My Husband's Secret Life – CMN Women
My Husband’s Secret Life
By Lisa Ulmer
Go on, admit it. When you’ve had a long, stressful day and you finally get that last kid to quit resisting bedtime and stay in his room, and you still have to clean the house because your in-laws are coming into town, the last thing you want to do is talk to your spouse about your day. So, you ask him about his.
“Hi honey, how was your day?”
And the last thing he wants to do is rehash his stressful day as a church planter. And there you have it. You’ve stumbled down the slippery slope of living two separate lives.
Welcome to church planting.

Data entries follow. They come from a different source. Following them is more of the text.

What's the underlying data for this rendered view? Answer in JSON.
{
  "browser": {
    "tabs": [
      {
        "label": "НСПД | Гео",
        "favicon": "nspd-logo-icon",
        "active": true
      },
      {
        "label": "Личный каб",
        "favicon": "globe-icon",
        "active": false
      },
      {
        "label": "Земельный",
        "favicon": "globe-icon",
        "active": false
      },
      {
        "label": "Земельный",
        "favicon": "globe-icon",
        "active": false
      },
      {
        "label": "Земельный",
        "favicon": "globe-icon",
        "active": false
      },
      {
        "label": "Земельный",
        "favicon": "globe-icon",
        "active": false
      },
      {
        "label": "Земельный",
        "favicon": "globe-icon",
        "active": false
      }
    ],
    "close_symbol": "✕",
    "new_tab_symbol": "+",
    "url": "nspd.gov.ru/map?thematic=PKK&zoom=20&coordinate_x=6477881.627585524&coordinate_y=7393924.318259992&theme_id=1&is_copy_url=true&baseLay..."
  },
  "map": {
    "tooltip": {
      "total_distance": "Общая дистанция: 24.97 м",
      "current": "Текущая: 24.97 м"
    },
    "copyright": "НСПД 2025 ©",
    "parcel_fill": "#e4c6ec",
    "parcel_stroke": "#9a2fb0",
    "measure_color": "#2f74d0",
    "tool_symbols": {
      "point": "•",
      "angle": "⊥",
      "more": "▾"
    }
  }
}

Being emotionally absent from one another can come all too naturally during this crazy season of growing a church and raising a family. Both spouses are busy. Both carry the same dream of starting a thriving, Jesus-centered church. Both want to bring up thriving, Jesus-centered children. But as the primary responsibility for those separate roles will likely fall to one spouse or the other, it’s easy as wives and mothers to feel left out at times from what’s happening with the church plant.
I remember advice I received from my friend Holly, a wiser church planter’s wife who had embarked on this journey several years ago. It went something like this:
“I believe wholeheartedly that one of the best things we can give our church is the model of a healthy marriage and family. Our marriage is a living example of Christ’s love for the church, and we don’t take that lightly."
So, in the pursuit of healthier marriages, here are some marriage empowerment skills we’ve learned throughout our years of church planting while raising small children. This has helped us avoid the trap of living secret lives:
Go back to the start. Remember when you and your spouse first met and you couldn’t get enough of each other? You intentionally invested in your friendship and learned who each person was. Return to pursuing your spouse and speaking to them with as much care, grace, and love as you would to your best friend, because, after all, that’s what they are.
Date each other. Have regularly scheduled dates where you and your spouse can have dinner, get away for a few hours kid-free, and reconnect. It’s worth budgeting for and making the necessary sacrifices to prioritize. An investment in your marriage will pay dividends in your future.
Be proactive, not reactive. How many hours do we spend per week talking with our spouse about the calendar, meal planning, pick-up and drop-off schedules, and church duties? I would venture that a large percentage of our communication is reactive, simply responding to the needs of others and problem-solving as conflicts arise. Set aside some time, perhaps on those date nights mentioned earlier, to proactively communicate with each other. Be playful, talk as friends, and share who you are with one another.
Give each other what only you can. Physical, spiritual, and emotional intimacy create a connection that no one else has the privilege of creating with your spouse. Shave your legs and get after it, ladies. There is never a good reason for someone to have an affair. However, withholding intimacy can make the temptation stronger.
For a successful marriage, you need to be spiritual, emotional, and physical partners. Although life can be busy and stressful in ministry, your relationship will thrive if you can remember the best thing for your ministry is a healthy personal walk with God and with your family. If you find yourself in a season where you feel left out of the work of the church because of the demands of the home, remember that no church can thrive if the pastor’s family is failing. You are helping to plant the church even as you strengthen your home.
Lisa Ulmer and her husband, Preston, pastor Discover Church in the Highlands, located in Denver, CO. They moved to Denver in 2015 as a part of Urban Islands Project, and started holding Doubter’s Clubs, a dialogue-based meeting led by a Christian and an atheist. They launched the church in 2016, and Lisa leads worship and helps with administrative duties. She loves reading about relationships, being outdoors, and spending time with her husband and two amazing daughters, Piper and Brennan.